Copy the data exactly. Leave nothing out.

----

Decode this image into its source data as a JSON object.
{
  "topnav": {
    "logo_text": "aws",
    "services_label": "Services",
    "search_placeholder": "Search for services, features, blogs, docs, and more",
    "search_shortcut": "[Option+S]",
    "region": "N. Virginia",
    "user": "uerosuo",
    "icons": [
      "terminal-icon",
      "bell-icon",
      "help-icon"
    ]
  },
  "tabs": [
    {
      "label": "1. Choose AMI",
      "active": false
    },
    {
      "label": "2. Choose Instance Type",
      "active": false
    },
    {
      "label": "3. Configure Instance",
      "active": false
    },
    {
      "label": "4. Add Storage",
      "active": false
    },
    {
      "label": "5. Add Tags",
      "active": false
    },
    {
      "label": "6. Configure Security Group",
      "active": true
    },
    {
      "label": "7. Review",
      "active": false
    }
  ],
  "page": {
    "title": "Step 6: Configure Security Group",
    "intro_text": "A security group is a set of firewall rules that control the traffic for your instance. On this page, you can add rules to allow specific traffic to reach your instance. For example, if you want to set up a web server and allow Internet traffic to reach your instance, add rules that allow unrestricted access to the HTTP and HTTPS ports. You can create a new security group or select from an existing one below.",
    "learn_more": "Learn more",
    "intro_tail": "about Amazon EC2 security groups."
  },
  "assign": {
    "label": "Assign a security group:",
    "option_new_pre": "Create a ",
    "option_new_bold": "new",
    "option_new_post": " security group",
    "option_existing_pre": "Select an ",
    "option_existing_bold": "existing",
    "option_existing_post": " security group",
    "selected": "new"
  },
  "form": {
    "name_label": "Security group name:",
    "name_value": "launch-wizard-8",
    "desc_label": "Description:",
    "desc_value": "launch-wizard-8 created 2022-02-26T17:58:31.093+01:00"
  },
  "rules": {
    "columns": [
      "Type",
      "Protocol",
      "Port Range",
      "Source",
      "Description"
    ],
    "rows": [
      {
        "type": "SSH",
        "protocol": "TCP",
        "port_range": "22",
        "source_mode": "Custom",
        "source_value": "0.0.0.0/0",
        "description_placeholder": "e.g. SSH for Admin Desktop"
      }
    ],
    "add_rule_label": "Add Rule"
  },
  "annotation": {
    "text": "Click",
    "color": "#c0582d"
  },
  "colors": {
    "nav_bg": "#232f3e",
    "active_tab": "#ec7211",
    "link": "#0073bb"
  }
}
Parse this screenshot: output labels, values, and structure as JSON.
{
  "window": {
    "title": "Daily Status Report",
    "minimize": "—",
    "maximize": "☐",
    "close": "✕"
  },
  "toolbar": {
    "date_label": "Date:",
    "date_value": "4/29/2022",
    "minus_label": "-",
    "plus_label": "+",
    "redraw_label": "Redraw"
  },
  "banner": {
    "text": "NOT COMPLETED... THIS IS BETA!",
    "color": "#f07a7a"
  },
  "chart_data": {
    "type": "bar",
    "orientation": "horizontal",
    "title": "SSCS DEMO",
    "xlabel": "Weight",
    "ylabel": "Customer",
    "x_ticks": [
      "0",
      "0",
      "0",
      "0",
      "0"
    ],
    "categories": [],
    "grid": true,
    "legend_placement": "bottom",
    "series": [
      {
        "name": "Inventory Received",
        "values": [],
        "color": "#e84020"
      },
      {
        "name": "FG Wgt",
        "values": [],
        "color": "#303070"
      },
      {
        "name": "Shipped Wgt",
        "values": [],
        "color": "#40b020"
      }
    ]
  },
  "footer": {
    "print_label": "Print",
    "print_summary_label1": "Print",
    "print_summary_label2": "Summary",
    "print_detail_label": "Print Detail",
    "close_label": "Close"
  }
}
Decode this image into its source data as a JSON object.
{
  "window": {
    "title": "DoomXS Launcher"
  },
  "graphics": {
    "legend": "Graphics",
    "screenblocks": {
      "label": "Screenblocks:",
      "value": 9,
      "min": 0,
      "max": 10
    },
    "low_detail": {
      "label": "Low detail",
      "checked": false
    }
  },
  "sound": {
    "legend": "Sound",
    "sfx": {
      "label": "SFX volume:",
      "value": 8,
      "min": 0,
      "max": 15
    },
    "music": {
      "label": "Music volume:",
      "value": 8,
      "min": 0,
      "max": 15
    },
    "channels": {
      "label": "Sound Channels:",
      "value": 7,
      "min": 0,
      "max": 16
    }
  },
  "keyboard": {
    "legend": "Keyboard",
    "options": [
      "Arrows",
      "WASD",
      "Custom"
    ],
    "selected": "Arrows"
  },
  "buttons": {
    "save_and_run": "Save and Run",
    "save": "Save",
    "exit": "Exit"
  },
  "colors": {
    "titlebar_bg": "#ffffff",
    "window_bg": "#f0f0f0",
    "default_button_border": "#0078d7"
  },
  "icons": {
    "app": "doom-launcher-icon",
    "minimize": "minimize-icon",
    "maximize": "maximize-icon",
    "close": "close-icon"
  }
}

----

OUTPUT BELOW →
Decode this image into its source data as a JSON object.
{
  "topnav": {
    "logo_text": "aws",
    "services_label": "Services",
    "search_placeholder": "Search for services, features, blogs, docs, and more",
    "search_shortcut": "[Option+S]",
    "region": "N. Virginia",
    "user": "uerosuo",
    "icons": [
      "terminal-icon",
      "bell-icon",
      "help-icon"
    ]
  },
  "tabs": [
    {
      "label": "1. Choose AMI",
      "active": false
    },
    {
      "label": "2. Choose Instance Type",
      "active": false
    },
    {
      "label": "3. Configure Instance",
      "active": false
    },
    {
      "label": "4. Add Storage",
      "active": false
    },
    {
      "label": "5. Add Tags",
      "active": false
    },
    {
      "label": "6. Configure Security Group",
      "active": true
    },
    {
      "label": "7. Review",
      "active": false
    }
  ],
  "page": {
    "title": "Step 6: Configure Security Group",
    "intro_text": "A security group is a set of firewall rules that control the traffic for your instance. On this page, you can add rules to allow specific traffic to reach your instance. For example, if you want to set up a web server and allow Internet traffic to reach your instance, add rules that allow unrestricted access to the HTTP and HTTPS ports. You can create a new security group or select from an existing one below.",
    "learn_more": "Learn more",
    "intro_tail": "about Amazon EC2 security groups."
  },
  "assign": {
    "label": "Assign a security group:",
    "option_new_pre": "Create a ",
    "option_new_bold": "new",
    "option_new_post": " security group",
    "option_existing_pre": "Select an ",
    "option_existing_bold": "existing",
    "option_existing_post": " security group",
    "selected": "new"
  },
  "form": {
    "name_label": "Security group name:",
    "name_value": "launch-wizard-8",
    "desc_label": "Description:",
    "desc_value": "launch-wizard-8 created 2022-02-26T17:58:31.093+01:00"
  },
  "rules": {
    "columns": [
      "Type",
      "Protocol",
      "Port Range",
      "Source",
      "Description"
    ],
    "rows": [
      {
        "type": "SSH",
        "protocol": "TCP",
        "port_range": "22",
        "source_mode": "Custom",
        "source_value": "0.0.0.0/0",
        "description_placeholder": "e.g. SSH for Admin Desktop"
      }
    ],
    "add_rule_label": "Add Rule"
  },
  "annotation": {
    "text": "Click",
    "color": "#c0582d"
  },
  "colors": {
    "nav_bg": "#232f3e",
    "active_tab": "#ec7211",
    "link": "#0073bb"
  }
}
Parse this screenshot: output labels, values, and structure as JSON.
{
  "window": {
    "title": "Daily Status Report",
    "minimize": "—",
    "maximize": "☐",
    "close": "✕"
  },
  "toolbar": {
    "date_label": "Date:",
    "date_value": "4/29/2022",
    "minus_label": "-",
    "plus_label": "+",
    "redraw_label": "Redraw"
  },
  "banner": {
    "text": "NOT COMPLETED... THIS IS BETA!",
    "color": "#f07a7a"
  },
  "chart_data": {
    "type": "bar",
    "orientation": "horizontal",
    "title": "SSCS DEMO",
    "xlabel": "Weight",
    "ylabel": "Customer",
    "x_ticks": [
      "0",
      "0",
      "0",
      "0",
      "0"
    ],
    "categories": [],
    "grid": true,
    "legend_placement": "bottom",
    "series": [
      {
        "name": "Inventory Received",
        "values": [],
        "color": "#e84020"
      },
      {
        "name": "FG Wgt",
        "values": [],
        "color": "#303070"
      },
      {
        "name": "Shipped Wgt",
        "values": [],
        "color": "#40b020"
      }
    ]
  },
  "footer": {
    "print_label": "Print",
    "print_summary_label1": "Print",
    "print_summary_label2": "Summary",
    "print_detail_label": "Print Detail",
    "close_label": "Close"
  }
}
Decode this image into its source data as a JSON object.
{
  "window": {
    "title": "DoomXS Launcher"
  },
  "graphics": {
    "legend": "Graphics",
    "screenblocks": {
      "label": "Screenblocks:",
      "value": 9,
      "min": 0,
      "max": 10
    },
    "low_detail": {
      "label": "Low detail",
      "checked": false
    }
  },
  "sound": {
    "legend": "Sound",
    "sfx": {
      "label": "SFX volume:",
      "value": 8,
      "min": 0,
      "max": 15
    },
    "music": {
      "label": "Music volume:",
      "value": 8,
      "min": 0,
      "max": 15
    },
    "channels": {
      "label": "Sound Channels:",
      "value": 7,
      "min": 0,
      "max": 16
    }
  },
  "keyboard": {
    "legend": "Keyboard",
    "options": [
      "Arrows",
      "WASD",
      "Custom"
    ],
    "selected": "Arrows"
  },
  "buttons": {
    "save_and_run": "Save and Run",
    "save": "Save",
    "exit": "Exit"
  },
  "colors": {
    "titlebar_bg": "#ffffff",
    "window_bg": "#f0f0f0",
    "default_button_border": "#0078d7"
  },
  "icons": {
    "app": "doom-launcher-icon",
    "minimize": "minimize-icon",
    "maximize": "maximize-icon",
    "close": "close-icon"
  }
}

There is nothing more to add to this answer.